WHAT YOU NEED TO DO: Scan the entries below for the word "scroll". Copy each line that has it.

START DATA RECORDS

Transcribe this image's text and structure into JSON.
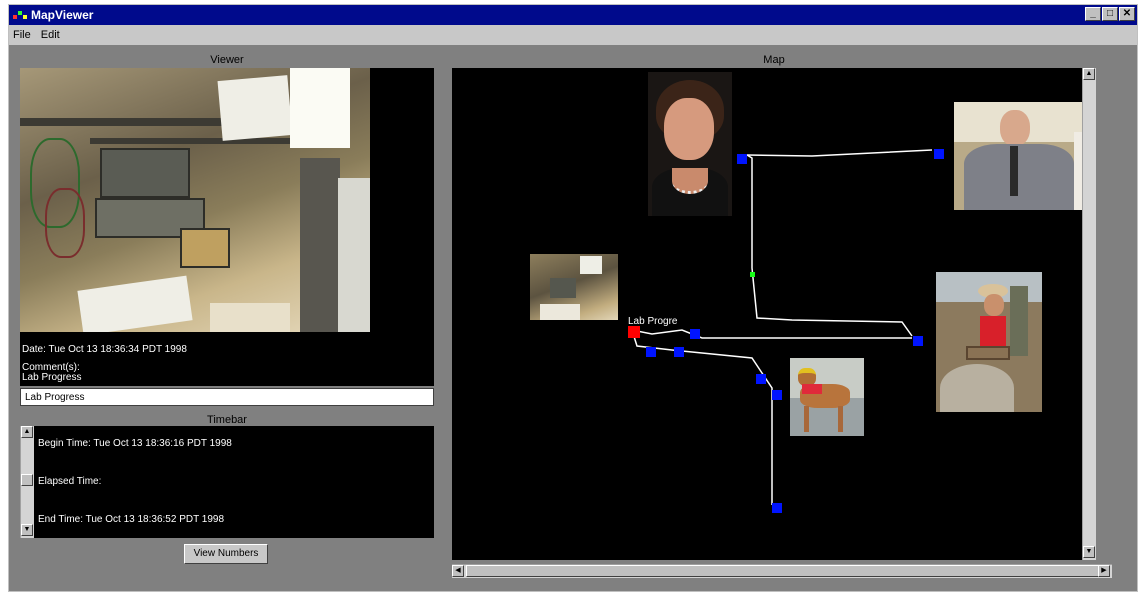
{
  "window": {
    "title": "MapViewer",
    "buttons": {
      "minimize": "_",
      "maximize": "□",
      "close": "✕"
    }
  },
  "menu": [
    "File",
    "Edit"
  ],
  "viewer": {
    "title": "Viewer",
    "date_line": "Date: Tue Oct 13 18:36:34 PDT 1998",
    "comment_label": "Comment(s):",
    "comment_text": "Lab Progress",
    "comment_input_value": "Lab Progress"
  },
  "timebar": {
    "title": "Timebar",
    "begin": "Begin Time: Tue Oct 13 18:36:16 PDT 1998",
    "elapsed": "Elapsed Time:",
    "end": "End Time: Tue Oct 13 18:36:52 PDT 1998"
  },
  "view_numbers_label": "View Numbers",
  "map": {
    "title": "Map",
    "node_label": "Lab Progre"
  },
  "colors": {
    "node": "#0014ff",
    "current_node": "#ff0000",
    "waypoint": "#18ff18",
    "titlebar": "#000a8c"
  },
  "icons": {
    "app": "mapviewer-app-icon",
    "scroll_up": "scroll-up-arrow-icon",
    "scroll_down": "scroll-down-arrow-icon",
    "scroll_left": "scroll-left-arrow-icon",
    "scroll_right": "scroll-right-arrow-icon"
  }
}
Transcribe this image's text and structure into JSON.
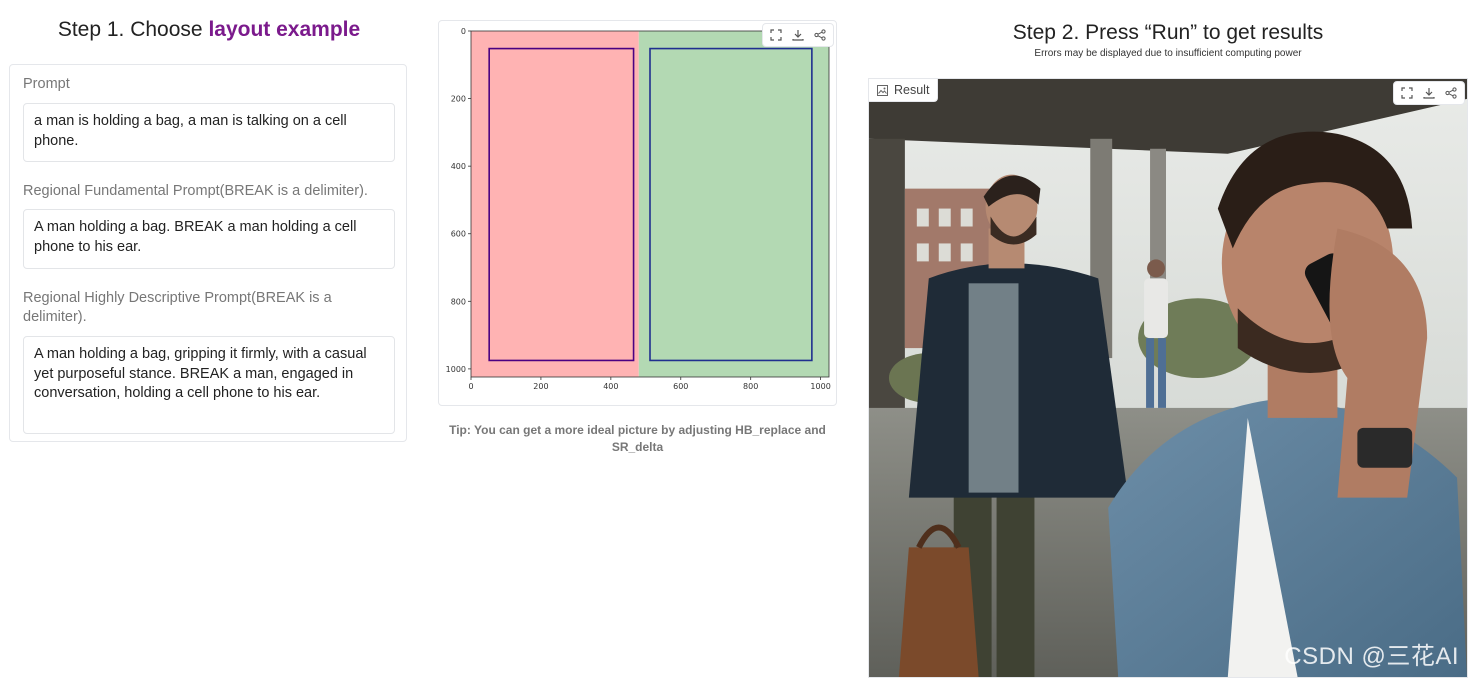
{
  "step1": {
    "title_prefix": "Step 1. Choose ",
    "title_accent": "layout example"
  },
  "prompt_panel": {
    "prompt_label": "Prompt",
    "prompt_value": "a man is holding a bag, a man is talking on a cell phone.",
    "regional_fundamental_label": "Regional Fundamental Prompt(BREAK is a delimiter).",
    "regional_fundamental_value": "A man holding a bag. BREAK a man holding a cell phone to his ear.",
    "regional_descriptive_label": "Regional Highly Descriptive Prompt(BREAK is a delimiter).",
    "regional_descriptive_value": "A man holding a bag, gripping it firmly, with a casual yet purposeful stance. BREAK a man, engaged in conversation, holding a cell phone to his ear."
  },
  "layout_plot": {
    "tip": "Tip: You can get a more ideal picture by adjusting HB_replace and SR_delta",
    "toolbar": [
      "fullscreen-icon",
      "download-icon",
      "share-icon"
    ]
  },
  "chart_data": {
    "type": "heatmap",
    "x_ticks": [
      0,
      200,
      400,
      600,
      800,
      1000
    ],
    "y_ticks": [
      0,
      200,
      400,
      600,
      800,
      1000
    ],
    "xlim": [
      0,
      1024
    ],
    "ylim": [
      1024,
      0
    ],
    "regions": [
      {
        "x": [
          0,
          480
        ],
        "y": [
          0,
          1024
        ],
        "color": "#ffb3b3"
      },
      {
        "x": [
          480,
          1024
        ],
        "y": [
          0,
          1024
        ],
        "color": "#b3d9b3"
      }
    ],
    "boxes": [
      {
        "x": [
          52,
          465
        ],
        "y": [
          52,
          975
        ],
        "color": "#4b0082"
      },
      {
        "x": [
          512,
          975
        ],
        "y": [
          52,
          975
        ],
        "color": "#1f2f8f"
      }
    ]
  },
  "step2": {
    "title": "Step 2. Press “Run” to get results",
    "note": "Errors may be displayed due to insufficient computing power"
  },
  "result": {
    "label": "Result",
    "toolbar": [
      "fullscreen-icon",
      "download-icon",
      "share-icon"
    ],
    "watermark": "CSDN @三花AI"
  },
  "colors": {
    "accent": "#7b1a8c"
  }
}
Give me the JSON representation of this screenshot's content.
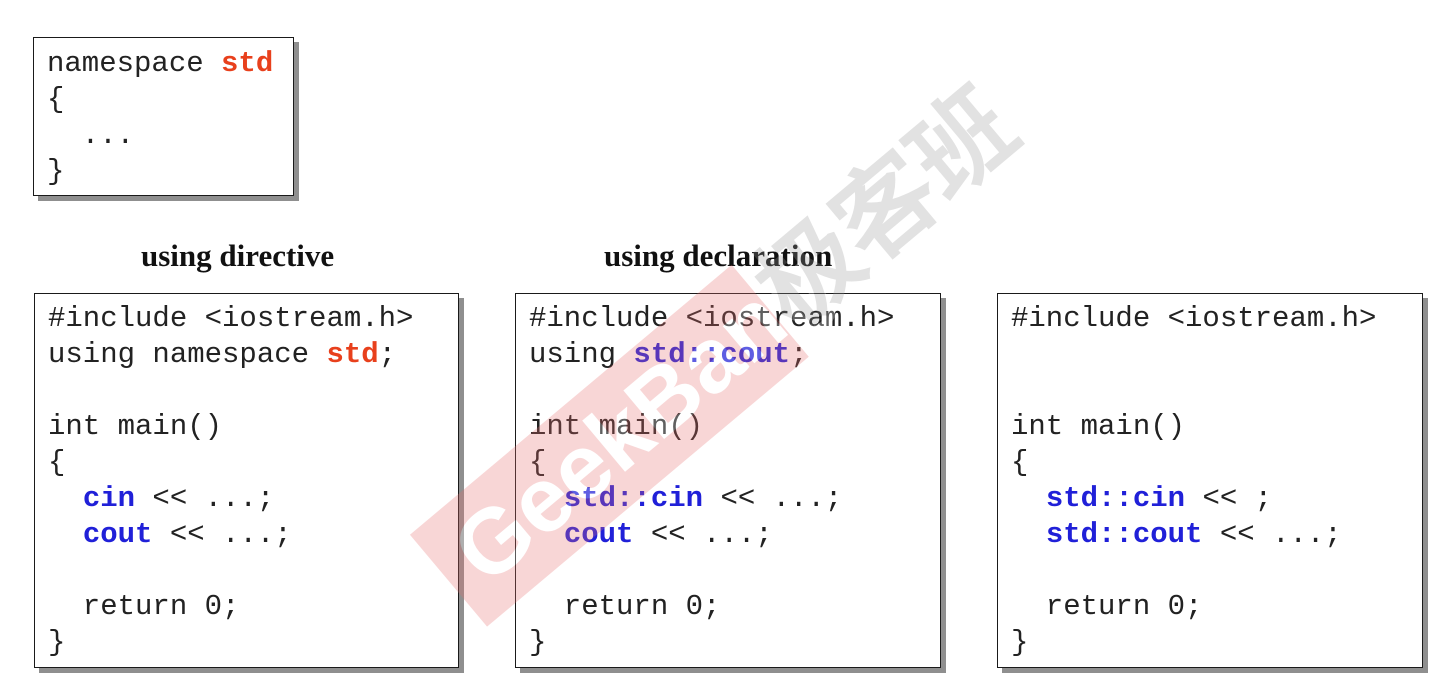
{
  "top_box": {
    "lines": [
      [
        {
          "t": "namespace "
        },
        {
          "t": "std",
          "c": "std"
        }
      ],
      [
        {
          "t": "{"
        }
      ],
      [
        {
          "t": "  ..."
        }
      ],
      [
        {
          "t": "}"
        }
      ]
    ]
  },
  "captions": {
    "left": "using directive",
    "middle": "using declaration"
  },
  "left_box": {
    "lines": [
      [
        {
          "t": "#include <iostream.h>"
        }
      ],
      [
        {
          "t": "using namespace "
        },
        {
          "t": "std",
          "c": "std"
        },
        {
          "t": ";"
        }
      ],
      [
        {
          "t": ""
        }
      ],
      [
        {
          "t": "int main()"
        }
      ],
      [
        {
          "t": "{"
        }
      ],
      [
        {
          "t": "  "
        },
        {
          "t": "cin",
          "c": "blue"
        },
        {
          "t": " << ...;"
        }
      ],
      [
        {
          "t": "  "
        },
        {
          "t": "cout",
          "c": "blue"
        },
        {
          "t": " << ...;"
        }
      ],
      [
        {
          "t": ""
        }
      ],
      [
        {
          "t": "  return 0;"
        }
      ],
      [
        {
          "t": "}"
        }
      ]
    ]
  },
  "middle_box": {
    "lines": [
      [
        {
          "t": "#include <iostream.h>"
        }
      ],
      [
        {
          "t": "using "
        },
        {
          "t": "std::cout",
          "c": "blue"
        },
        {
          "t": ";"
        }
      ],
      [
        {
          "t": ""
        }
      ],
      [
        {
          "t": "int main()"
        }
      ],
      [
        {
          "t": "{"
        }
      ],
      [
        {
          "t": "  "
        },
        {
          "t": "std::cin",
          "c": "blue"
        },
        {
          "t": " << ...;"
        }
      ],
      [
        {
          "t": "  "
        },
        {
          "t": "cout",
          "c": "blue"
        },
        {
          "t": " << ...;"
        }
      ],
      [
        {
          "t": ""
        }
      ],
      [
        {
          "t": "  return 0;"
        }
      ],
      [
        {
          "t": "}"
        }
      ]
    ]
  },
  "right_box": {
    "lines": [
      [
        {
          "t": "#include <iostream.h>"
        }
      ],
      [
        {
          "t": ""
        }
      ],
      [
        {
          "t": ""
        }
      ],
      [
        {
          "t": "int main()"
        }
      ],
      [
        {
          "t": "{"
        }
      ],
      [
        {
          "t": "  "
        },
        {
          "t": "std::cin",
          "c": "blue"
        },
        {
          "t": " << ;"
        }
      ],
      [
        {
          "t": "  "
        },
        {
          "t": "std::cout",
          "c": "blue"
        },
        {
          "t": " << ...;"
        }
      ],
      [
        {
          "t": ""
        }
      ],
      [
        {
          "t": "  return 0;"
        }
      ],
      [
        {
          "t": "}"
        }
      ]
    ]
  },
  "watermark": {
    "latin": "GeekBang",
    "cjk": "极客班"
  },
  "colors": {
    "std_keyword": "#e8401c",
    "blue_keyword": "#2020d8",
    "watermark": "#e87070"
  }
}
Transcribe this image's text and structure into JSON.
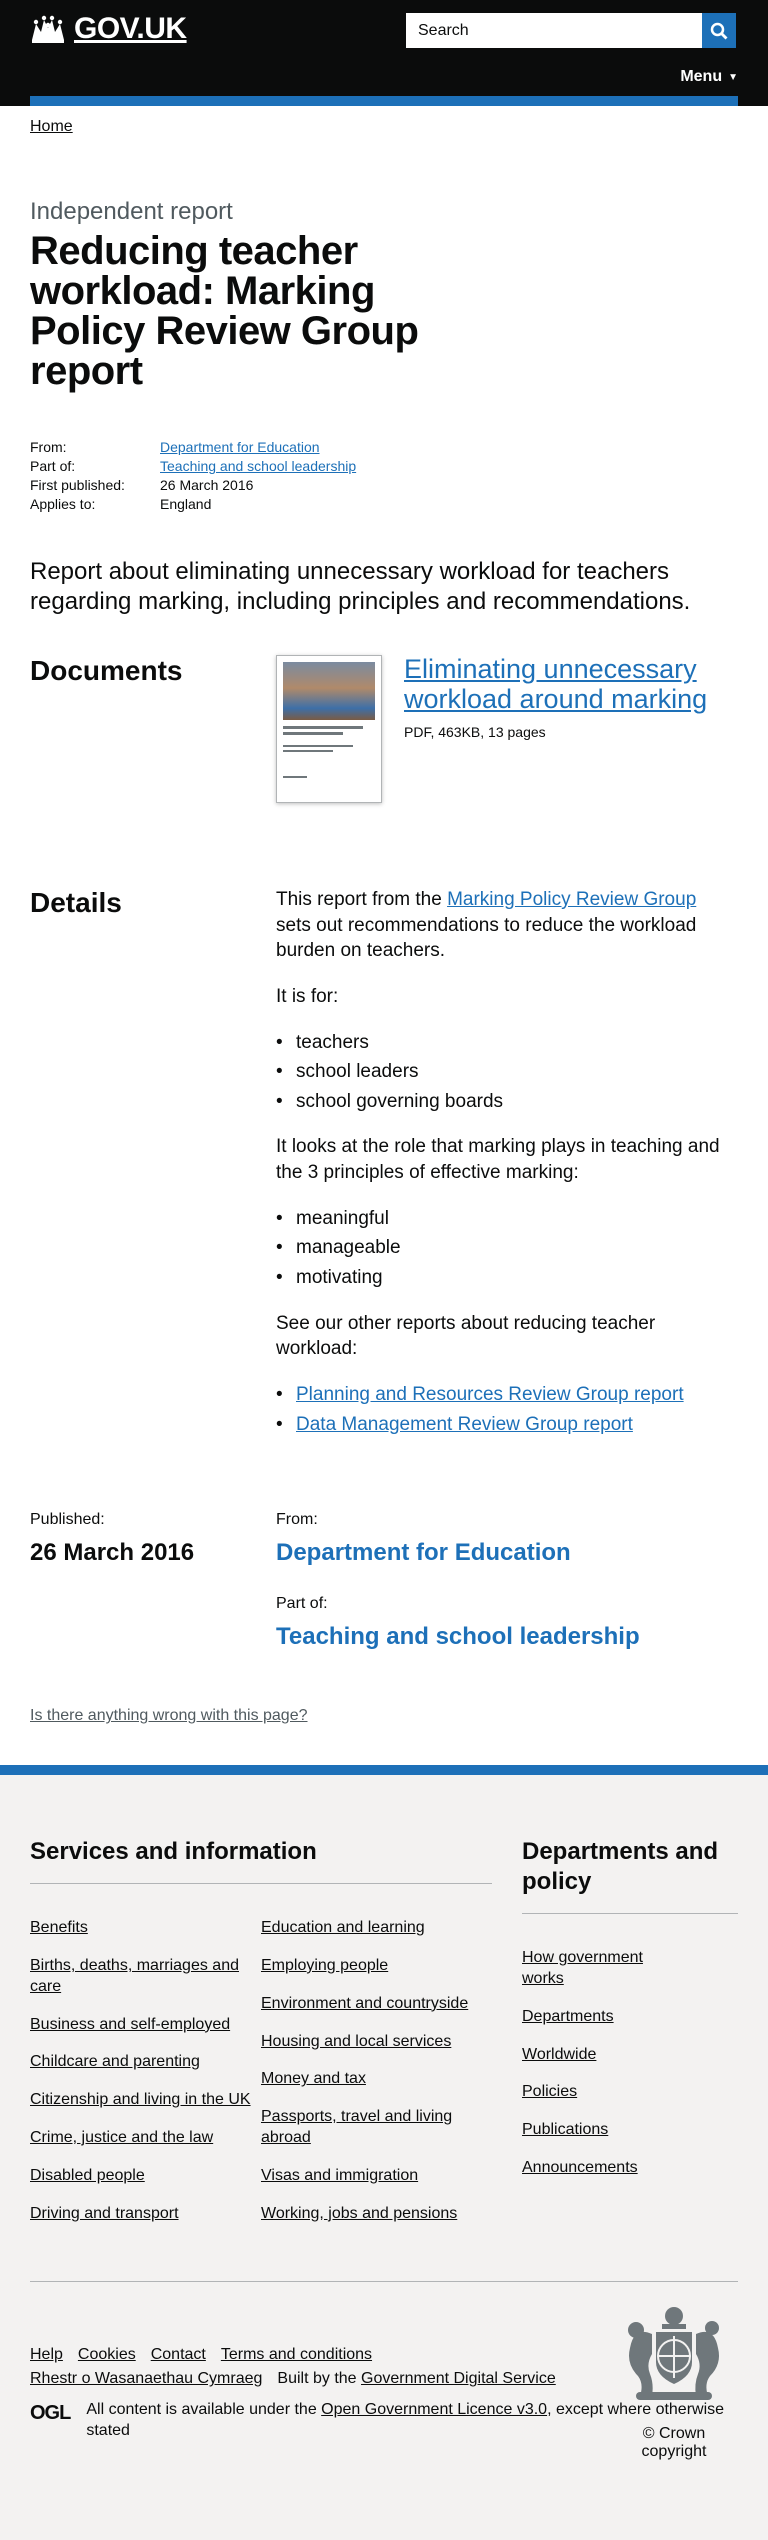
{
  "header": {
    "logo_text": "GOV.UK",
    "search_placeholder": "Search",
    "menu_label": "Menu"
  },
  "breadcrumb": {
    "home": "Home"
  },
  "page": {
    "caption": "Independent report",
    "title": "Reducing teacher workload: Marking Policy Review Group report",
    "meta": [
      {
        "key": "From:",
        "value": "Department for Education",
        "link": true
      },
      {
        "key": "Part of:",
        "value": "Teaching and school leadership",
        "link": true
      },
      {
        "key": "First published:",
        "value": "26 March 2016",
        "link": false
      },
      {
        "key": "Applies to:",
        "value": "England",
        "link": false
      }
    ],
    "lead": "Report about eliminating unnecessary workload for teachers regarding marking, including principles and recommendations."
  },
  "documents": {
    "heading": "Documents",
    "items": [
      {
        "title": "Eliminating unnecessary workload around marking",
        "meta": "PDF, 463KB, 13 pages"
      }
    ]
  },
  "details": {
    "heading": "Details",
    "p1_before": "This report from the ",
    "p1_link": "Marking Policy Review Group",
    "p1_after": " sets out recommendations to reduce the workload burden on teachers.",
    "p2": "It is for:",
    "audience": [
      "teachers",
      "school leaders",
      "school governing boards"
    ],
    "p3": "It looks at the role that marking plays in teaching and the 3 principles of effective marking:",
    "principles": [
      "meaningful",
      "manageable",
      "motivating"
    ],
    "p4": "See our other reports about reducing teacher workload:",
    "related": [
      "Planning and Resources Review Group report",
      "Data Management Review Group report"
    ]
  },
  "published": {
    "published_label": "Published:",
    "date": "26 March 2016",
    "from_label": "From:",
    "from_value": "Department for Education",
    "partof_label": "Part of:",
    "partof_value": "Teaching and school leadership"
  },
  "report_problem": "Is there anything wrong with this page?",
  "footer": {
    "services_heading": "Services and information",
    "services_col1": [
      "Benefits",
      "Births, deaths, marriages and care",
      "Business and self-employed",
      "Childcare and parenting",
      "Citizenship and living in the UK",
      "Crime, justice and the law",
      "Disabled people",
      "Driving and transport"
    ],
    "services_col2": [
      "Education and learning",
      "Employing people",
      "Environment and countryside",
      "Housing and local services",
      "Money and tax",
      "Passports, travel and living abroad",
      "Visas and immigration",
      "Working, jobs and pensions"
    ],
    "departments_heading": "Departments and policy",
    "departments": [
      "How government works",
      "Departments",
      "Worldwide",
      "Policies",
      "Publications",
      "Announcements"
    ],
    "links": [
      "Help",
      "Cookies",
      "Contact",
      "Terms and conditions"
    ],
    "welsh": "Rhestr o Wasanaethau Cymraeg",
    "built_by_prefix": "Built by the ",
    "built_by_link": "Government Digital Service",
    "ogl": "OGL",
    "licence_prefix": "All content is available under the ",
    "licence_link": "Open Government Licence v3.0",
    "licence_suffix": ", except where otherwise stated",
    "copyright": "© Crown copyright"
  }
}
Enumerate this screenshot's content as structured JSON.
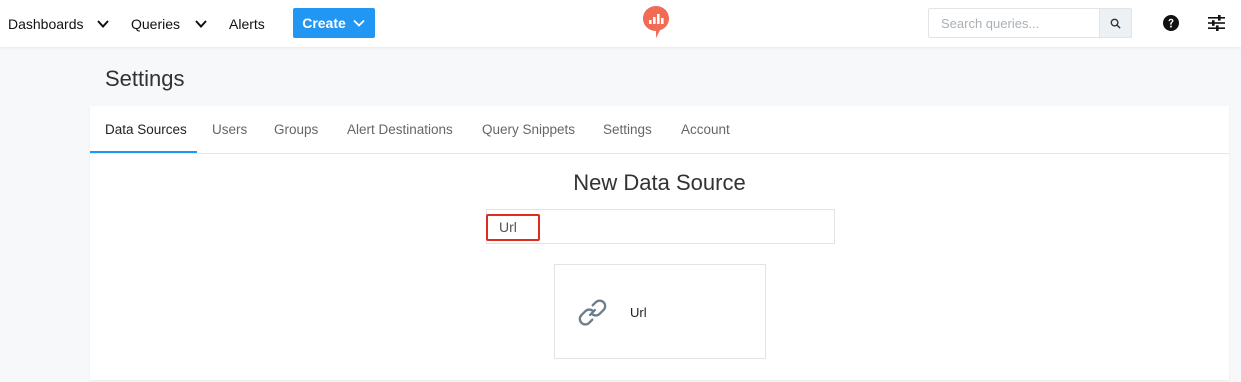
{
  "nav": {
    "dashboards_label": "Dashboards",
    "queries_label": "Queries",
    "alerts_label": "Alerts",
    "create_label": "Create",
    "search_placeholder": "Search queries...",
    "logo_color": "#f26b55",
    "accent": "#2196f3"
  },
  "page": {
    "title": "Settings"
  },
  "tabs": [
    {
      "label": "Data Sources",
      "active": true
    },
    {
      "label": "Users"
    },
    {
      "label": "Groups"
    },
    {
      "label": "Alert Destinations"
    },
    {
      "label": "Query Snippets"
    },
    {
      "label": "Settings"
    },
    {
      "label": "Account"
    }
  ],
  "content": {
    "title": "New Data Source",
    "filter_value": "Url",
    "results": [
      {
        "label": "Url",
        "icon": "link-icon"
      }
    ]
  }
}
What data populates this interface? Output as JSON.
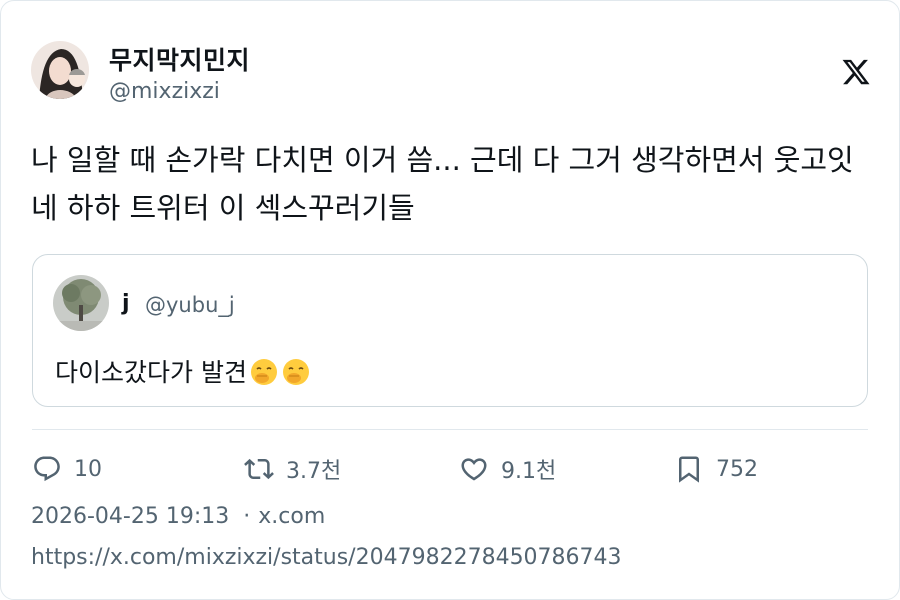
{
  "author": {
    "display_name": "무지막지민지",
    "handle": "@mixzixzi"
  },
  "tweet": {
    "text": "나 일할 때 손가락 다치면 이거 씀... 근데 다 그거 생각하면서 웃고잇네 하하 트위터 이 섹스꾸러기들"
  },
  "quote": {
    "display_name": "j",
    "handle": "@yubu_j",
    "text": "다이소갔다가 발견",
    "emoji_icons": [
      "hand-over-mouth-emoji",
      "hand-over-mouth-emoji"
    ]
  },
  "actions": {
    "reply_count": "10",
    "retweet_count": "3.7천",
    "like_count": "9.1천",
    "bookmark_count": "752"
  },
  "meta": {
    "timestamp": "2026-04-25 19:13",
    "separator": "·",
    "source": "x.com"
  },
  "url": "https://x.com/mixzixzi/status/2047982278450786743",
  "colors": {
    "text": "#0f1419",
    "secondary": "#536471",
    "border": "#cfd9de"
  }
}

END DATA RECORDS

TASK ANSWER:
    "scroll_up": "scroll-up-arrow-icon",
    "scroll_down": "scroll-down-arrow-icon",
    "scroll_left": "scroll-left-arrow-icon",
    "scroll_right": "scroll-right-arrow-icon"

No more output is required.